Monday, 11 May 2015

Oh Mother!!

Big shout and a warm thank you all the folks who mother without ever been given the title; to those who had to mother themselves;  to the fathers who mother; the folks that fall inbetween and are too often left behind; to the mothers who aren't with us anymore but will never leave our side; to the almost mothers and the never will be mothers who nurture us near and far; to the mothers who's sons and daughters have been taken too soon by state santioned violence, by patriarchy and by white supremacy; To the Mothas who vogue, who care for the motherless within our community, to the Trans women who Motha and Modah and Mother, I see you; and I thank you all for inspiring me to being the best revolutionary mother I can be.
Pick a day any day and take it for yourselves.
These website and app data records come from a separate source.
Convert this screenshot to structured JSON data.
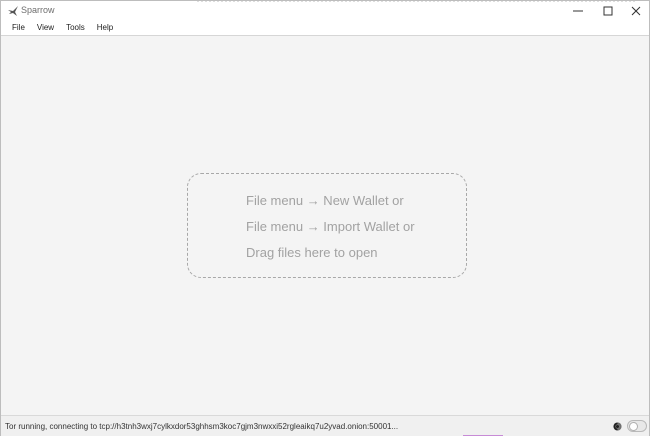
{
  "window": {
    "title": "Sparrow",
    "icon": "sparrow-logo-icon"
  },
  "window_controls": {
    "minimize_icon": "minimize-icon",
    "maximize_icon": "maximize-icon",
    "close_icon": "close-icon"
  },
  "menubar": {
    "items": [
      {
        "label": "File"
      },
      {
        "label": "View"
      },
      {
        "label": "Tools"
      },
      {
        "label": "Help"
      }
    ]
  },
  "dropzone": {
    "lines": [
      "File menu → New Wallet or",
      "File menu → Import Wallet or",
      "Drag files here to open"
    ]
  },
  "statusbar": {
    "text": "Tor running, connecting to tcp://h3tnh3wxj7cylkxdor53ghhsm3koc7gjm3nwxxi52rgleaikq7u2yvad.onion:50001...",
    "tor_icon": "tor-onion-icon",
    "toggle_on": false
  },
  "colors": {
    "background": "#f4f4f4",
    "hint_text": "#a2a2a2",
    "dash_border": "#a8a8a8"
  }
}
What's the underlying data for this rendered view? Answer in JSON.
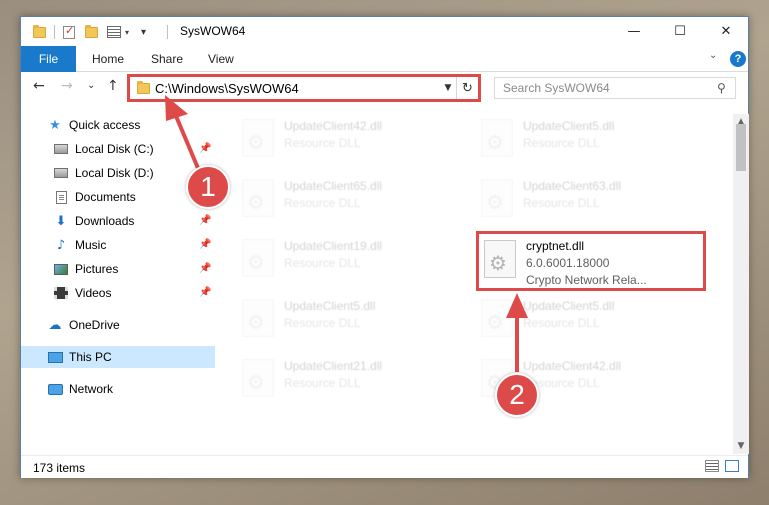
{
  "window": {
    "title": "SysWOW64"
  },
  "titlebar": {
    "minimize": "—",
    "maximize": "☐",
    "close": "✕"
  },
  "ribbon": {
    "tabs": [
      "File",
      "Home",
      "Share",
      "View"
    ],
    "help": "?"
  },
  "navbar": {
    "back": "←",
    "forward": "→",
    "recent": "⌄",
    "up": "↑",
    "address": "C:\\Windows\\SysWOW64",
    "address_drop": "▼",
    "refresh": "↻",
    "search_placeholder": "Search SysWOW64",
    "search_icon": "⚲"
  },
  "sidebar": {
    "items": [
      {
        "label": "Quick access",
        "icon": "star-icon",
        "pinned": false
      },
      {
        "label": "Local Disk (C:)",
        "icon": "drive-icon",
        "pinned": true
      },
      {
        "label": "Local Disk (D:)",
        "icon": "drive-icon",
        "pinned": false
      },
      {
        "label": "Documents",
        "icon": "documents-icon",
        "pinned": true
      },
      {
        "label": "Downloads",
        "icon": "downloads-icon",
        "pinned": true
      },
      {
        "label": "Music",
        "icon": "music-icon",
        "pinned": true
      },
      {
        "label": "Pictures",
        "icon": "pictures-icon",
        "pinned": true
      },
      {
        "label": "Videos",
        "icon": "videos-icon",
        "pinned": true
      },
      {
        "label": "OneDrive",
        "icon": "onedrive-icon",
        "pinned": false
      },
      {
        "label": "This PC",
        "icon": "this-pc-icon",
        "pinned": false,
        "selected": true
      },
      {
        "label": "Network",
        "icon": "network-icon",
        "pinned": false
      }
    ],
    "pin_glyph": "📌"
  },
  "files": [
    {
      "name": "UpdateClient42.dll",
      "type": "Resource DLL"
    },
    {
      "name": "UpdateClient5.dll",
      "type": "Resource DLL"
    },
    {
      "name": "UpdateClient65.dll",
      "type": "Resource DLL"
    },
    {
      "name": "UpdateClient63.dll",
      "type": "Resource DLL"
    },
    {
      "name": "UpdateClient19.dll",
      "type": "Resource DLL"
    },
    {
      "name": "cryptnet.dll",
      "version": "6.0.6001.18000",
      "type": "Crypto Network Rela..."
    },
    {
      "name": "UpdateClient5.dll",
      "type": "Resource DLL"
    },
    {
      "name": "UpdateClient5.dll",
      "type": "Resource DLL"
    },
    {
      "name": "UpdateClient21.dll",
      "type": "Resource DLL"
    },
    {
      "name": "UpdateClient42.dll",
      "type": "Resource DLL"
    }
  ],
  "status": {
    "item_count": "173 items"
  },
  "annotations": {
    "step1": "1",
    "step2": "2",
    "accent": "#dd4a4a"
  }
}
Tuesday, 28 April 2015

Spare the rod: Discipline and our Black children

White supremacy will have us all replicating acts of state sanctioned violence on our own children.

My Dad once yelled at me, told me how disappointed he was in my actions (staying out overnight with my Brother and his friends) 
 His words, tone and the look on his face made me want to dole out lashes on myself in his honor. Even as an adult his words still linger within me.

I've largely been disciplined using words, kind, harsh, truthful, honest words that are forever etched in my psyche.  Once my aunt once tried to physically discipline me, its a moment in our history where she saw me for who I am as an individual with agency; this forever changed our relationship for the better. 

I once threatened to spank my daughter and she put me to my paces, explaining to me how it made her feel in words that made me ashamed, and forced me reflect on: how my own Caribbean upbringing impacted my parenting, the historical significance of how my race, gender and the cultural expectations of how my child should be, act or think based on my parenting.

I've learnt the hard way how to individually parent this child, mostly by fumbling through the dark with her, listening to her and loving myself enough to give her only the best of me. 

Even as a single parent I feel privileged to call her my daughter, to provide a safe place for her to be heard, to be seen, for her to learn, for her to feel loved. 

And when we discuss violence, it's usually within the context of defence of self, community and each other. I am excited to discuss the importance and impact violence had and continues to have within the context of the revolution. 

As for me, I won't shame, shun or applaud the mother seen beating her son who was protesting. He was moved to act for a greater cause and his mother, well she acted out of fear for the life of her son in the only way she knew how. 

But in the vicious never ending cycle of violence on our Black bodies who truly wins when we regurgitate the actions of massa and now sanctioned by a militarized state on our young.